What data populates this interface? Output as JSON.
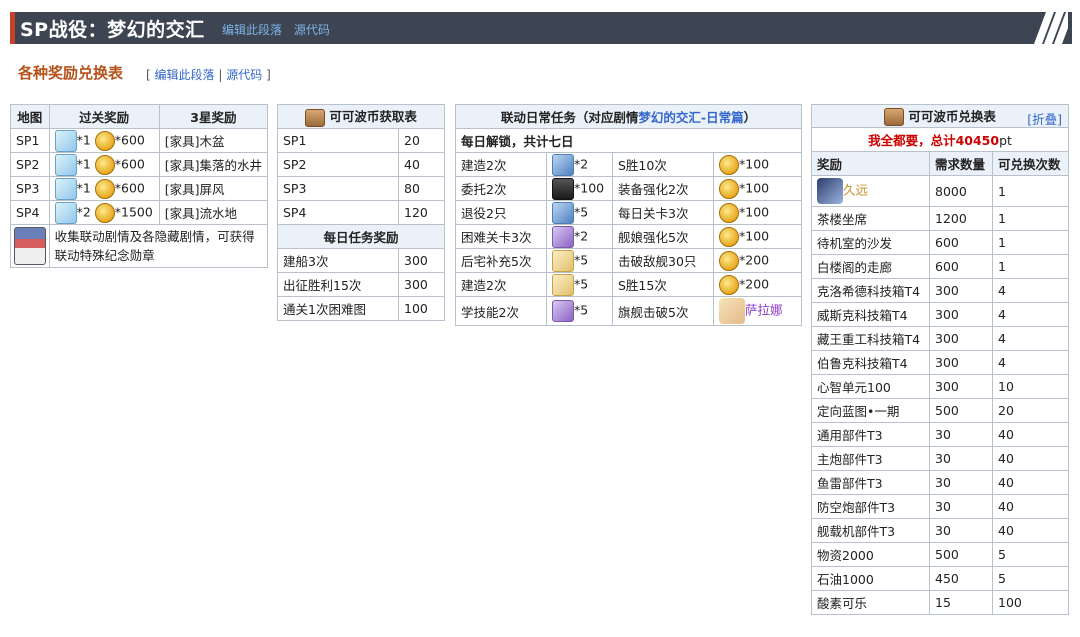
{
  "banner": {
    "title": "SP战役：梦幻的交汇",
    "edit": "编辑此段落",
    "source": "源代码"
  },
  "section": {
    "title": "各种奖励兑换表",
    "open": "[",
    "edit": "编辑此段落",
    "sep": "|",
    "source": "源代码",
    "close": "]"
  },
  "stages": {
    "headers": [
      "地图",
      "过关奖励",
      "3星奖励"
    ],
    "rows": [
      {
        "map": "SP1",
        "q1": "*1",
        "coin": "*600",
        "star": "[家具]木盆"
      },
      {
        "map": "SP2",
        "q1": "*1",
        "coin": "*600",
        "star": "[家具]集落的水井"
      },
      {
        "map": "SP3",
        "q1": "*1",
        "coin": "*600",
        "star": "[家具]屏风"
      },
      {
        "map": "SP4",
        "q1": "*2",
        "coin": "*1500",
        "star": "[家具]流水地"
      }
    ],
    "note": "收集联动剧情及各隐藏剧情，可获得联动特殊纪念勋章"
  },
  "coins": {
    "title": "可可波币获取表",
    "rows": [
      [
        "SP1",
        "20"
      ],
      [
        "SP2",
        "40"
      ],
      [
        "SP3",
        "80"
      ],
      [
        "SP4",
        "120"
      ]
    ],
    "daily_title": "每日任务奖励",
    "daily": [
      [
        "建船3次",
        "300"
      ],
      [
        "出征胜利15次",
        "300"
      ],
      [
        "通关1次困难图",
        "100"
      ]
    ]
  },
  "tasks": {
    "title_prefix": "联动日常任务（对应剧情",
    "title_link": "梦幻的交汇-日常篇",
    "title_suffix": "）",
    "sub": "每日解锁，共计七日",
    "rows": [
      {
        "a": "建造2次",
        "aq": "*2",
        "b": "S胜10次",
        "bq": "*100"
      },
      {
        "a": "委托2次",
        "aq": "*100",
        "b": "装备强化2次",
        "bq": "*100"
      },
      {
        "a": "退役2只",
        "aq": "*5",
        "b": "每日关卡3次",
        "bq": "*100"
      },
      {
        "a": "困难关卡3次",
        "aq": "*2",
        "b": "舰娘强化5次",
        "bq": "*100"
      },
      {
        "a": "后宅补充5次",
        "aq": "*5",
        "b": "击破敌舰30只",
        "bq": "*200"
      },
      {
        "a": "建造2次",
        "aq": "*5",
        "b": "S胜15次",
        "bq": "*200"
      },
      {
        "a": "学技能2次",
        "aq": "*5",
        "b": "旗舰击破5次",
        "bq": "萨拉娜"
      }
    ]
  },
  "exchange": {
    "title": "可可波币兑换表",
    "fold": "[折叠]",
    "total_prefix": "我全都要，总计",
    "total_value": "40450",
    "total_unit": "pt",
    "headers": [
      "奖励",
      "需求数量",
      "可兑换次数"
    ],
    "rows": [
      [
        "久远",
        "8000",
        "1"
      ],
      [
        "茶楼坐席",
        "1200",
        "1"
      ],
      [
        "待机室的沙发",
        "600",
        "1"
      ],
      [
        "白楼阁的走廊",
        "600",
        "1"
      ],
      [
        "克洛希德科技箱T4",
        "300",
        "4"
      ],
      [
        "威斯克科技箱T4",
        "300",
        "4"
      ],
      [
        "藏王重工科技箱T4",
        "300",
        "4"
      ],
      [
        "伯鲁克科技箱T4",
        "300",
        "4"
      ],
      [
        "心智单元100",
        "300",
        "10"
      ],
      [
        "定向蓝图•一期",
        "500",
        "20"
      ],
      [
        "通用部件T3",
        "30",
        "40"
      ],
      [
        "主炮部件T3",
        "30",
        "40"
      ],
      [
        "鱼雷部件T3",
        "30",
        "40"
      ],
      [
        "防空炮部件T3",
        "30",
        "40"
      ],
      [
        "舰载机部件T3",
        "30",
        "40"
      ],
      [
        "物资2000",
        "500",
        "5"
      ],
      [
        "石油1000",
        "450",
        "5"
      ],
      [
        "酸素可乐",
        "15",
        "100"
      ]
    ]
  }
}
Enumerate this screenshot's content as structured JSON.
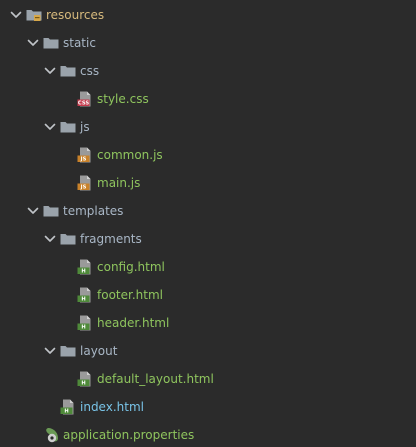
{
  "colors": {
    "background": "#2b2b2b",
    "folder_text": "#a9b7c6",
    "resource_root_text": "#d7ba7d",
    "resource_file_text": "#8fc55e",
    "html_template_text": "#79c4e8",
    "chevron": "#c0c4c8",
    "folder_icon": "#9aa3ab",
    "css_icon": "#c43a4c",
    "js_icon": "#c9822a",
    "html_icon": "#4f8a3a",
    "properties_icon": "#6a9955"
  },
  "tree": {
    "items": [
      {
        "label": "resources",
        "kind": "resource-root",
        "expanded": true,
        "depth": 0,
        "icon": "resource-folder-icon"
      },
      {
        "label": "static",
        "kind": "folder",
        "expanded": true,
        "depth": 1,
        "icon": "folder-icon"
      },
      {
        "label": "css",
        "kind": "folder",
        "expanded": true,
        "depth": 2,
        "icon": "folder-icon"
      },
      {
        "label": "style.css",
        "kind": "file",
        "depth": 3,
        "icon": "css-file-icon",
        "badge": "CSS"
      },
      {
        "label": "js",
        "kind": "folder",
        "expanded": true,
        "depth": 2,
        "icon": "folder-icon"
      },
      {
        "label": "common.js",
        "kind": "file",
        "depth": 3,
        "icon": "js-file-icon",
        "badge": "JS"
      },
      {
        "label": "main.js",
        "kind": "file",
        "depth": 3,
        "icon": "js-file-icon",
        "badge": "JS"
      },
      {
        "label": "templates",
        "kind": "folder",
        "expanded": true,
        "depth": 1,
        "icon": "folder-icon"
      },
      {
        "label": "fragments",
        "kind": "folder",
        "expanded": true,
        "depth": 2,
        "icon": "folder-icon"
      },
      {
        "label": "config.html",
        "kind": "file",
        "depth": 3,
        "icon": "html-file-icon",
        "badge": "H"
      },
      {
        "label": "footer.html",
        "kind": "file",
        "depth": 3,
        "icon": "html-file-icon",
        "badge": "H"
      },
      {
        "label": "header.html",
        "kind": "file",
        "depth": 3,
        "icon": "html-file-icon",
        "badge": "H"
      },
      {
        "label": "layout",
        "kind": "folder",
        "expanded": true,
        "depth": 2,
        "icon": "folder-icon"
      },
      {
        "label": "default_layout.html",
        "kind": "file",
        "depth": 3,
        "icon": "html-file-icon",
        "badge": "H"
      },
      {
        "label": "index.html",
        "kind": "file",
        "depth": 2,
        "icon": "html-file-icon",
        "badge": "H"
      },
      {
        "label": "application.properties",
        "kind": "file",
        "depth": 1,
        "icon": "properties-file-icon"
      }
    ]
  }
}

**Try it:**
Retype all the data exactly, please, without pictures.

**Answer space:**
What data populates this interface? Output as JSON.
{
  "banner": {
    "title": "SP战役：梦幻的交汇",
    "edit": "编辑此段落",
    "source": "源代码"
  },
  "section": {
    "title": "各种奖励兑换表",
    "open": "[",
    "edit": "编辑此段落",
    "sep": "|",
    "source": "源代码",
    "close": "]"
  },
  "stages": {
    "headers": [
      "地图",
      "过关奖励",
      "3星奖励"
    ],
    "rows": [
      {
        "map": "SP1",
        "q1": "*1",
        "coin": "*600",
        "star": "[家具]木盆"
      },
      {
        "map": "SP2",
        "q1": "*1",
        "coin": "*600",
        "star": "[家具]集落的水井"
      },
      {
        "map": "SP3",
        "q1": "*1",
        "coin": "*600",
        "star": "[家具]屏风"
      },
      {
        "map": "SP4",
        "q1": "*2",
        "coin": "*1500",
        "star": "[家具]流水地"
      }
    ],
    "note": "收集联动剧情及各隐藏剧情，可获得联动特殊纪念勋章"
  },
  "coins": {
    "title": "可可波币获取表",
    "rows": [
      [
        "SP1",
        "20"
      ],
      [
        "SP2",
        "40"
      ],
      [
        "SP3",
        "80"
      ],
      [
        "SP4",
        "120"
      ]
    ],
    "daily_title": "每日任务奖励",
    "daily": [
      [
        "建船3次",
        "300"
      ],
      [
        "出征胜利15次",
        "300"
      ],
      [
        "通关1次困难图",
        "100"
      ]
    ]
  },
  "tasks": {
    "title_prefix": "联动日常任务（对应剧情",
    "title_link": "梦幻的交汇-日常篇",
    "title_suffix": "）",
    "sub": "每日解锁，共计七日",
    "rows": [
      {
        "a": "建造2次",
        "aq": "*2",
        "b": "S胜10次",
        "bq": "*100"
      },
      {
        "a": "委托2次",
        "aq": "*100",
        "b": "装备强化2次",
        "bq": "*100"
      },
      {
        "a": "退役2只",
        "aq": "*5",
        "b": "每日关卡3次",
        "bq": "*100"
      },
      {
        "a": "困难关卡3次",
        "aq": "*2",
        "b": "舰娘强化5次",
        "bq": "*100"
      },
      {
        "a": "后宅补充5次",
        "aq": "*5",
        "b": "击破敌舰30只",
        "bq": "*200"
      },
      {
        "a": "建造2次",
        "aq": "*5",
        "b": "S胜15次",
        "bq": "*200"
      },
      {
        "a": "学技能2次",
        "aq": "*5",
        "b": "旗舰击破5次",
        "bq": "萨拉娜"
      }
    ]
  },
  "exchange": {
    "title": "可可波币兑换表",
    "fold": "[折叠]",
    "total_prefix": "我全都要，总计",
    "total_value": "40450",
    "total_unit": "pt",
    "headers": [
      "奖励",
      "需求数量",
      "可兑换次数"
    ],
    "rows": [
      [
        "久远",
        "8000",
        "1"
      ],
      [
        "茶楼坐席",
        "1200",
        "1"
      ],
      [
        "待机室的沙发",
        "600",
        "1"
      ],
      [
        "白楼阁的走廊",
        "600",
        "1"
      ],
      [
        "克洛希德科技箱T4",
        "300",
        "4"
      ],
      [
        "威斯克科技箱T4",
        "300",
        "4"
      ],
      [
        "藏王重工科技箱T4",
        "300",
        "4"
      ],
      [
        "伯鲁克科技箱T4",
        "300",
        "4"
      ],
      [
        "心智单元100",
        "300",
        "10"
      ],
      [
        "定向蓝图•一期",
        "500",
        "20"
      ],
      [
        "通用部件T3",
        "30",
        "40"
      ],
      [
        "主炮部件T3",
        "30",
        "40"
      ],
      [
        "鱼雷部件T3",
        "30",
        "40"
      ],
      [
        "防空炮部件T3",
        "30",
        "40"
      ],
      [
        "舰载机部件T3",
        "30",
        "40"
      ],
      [
        "物资2000",
        "500",
        "5"
      ],
      [
        "石油1000",
        "450",
        "5"
      ],
      [
        "酸素可乐",
        "15",
        "100"
      ]
    ]
  }
}
Enumerate this screenshot's content as structured JSON.
{
  "colors": {
    "background": "#2b2b2b",
    "folder_text": "#a9b7c6",
    "resource_root_text": "#d7ba7d",
    "resource_file_text": "#8fc55e",
    "html_template_text": "#79c4e8",
    "chevron": "#c0c4c8",
    "folder_icon": "#9aa3ab",
    "css_icon": "#c43a4c",
    "js_icon": "#c9822a",
    "html_icon": "#4f8a3a",
    "properties_icon": "#6a9955"
  },
  "tree": {
    "items": [
      {
        "label": "resources",
        "kind": "resource-root",
        "expanded": true,
        "depth": 0,
        "icon": "resource-folder-icon"
      },
      {
        "label": "static",
        "kind": "folder",
        "expanded": true,
        "depth": 1,
        "icon": "folder-icon"
      },
      {
        "label": "css",
        "kind": "folder",
        "expanded": true,
        "depth": 2,
        "icon": "folder-icon"
      },
      {
        "label": "style.css",
        "kind": "file",
        "depth": 3,
        "icon": "css-file-icon",
        "badge": "CSS"
      },
      {
        "label": "js",
        "kind": "folder",
        "expanded": true,
        "depth": 2,
        "icon": "folder-icon"
      },
      {
        "label": "common.js",
        "kind": "file",
        "depth": 3,
        "icon": "js-file-icon",
        "badge": "JS"
      },
      {
        "label": "main.js",
        "kind": "file",
        "depth": 3,
        "icon": "js-file-icon",
        "badge": "JS"
      },
      {
        "label": "templates",
        "kind": "folder",
        "expanded": true,
        "depth": 1,
        "icon": "folder-icon"
      },
      {
        "label": "fragments",
        "kind": "folder",
        "expanded": true,
        "depth": 2,
        "icon": "folder-icon"
      },
      {
        "label": "config.html",
        "kind": "file",
        "depth": 3,
        "icon": "html-file-icon",
        "badge": "H"
      },
      {
        "label": "footer.html",
        "kind": "file",
        "depth": 3,
        "icon": "html-file-icon",
        "badge": "H"
      },
      {
        "label": "header.html",
        "kind": "file",
        "depth": 3,
        "icon": "html-file-icon",
        "badge": "H"
      },
      {
        "label": "layout",
        "kind": "folder",
        "expanded": true,
        "depth": 2,
        "icon": "folder-icon"
      },
      {
        "label": "default_layout.html",
        "kind": "file",
        "depth": 3,
        "icon": "html-file-icon",
        "badge": "H"
      },
      {
        "label": "index.html",
        "kind": "file",
        "depth": 2,
        "icon": "html-file-icon",
        "badge": "H"
      },
      {
        "label": "application.properties",
        "kind": "file",
        "depth": 1,
        "icon": "properties-file-icon"
      }
    ]
  }
}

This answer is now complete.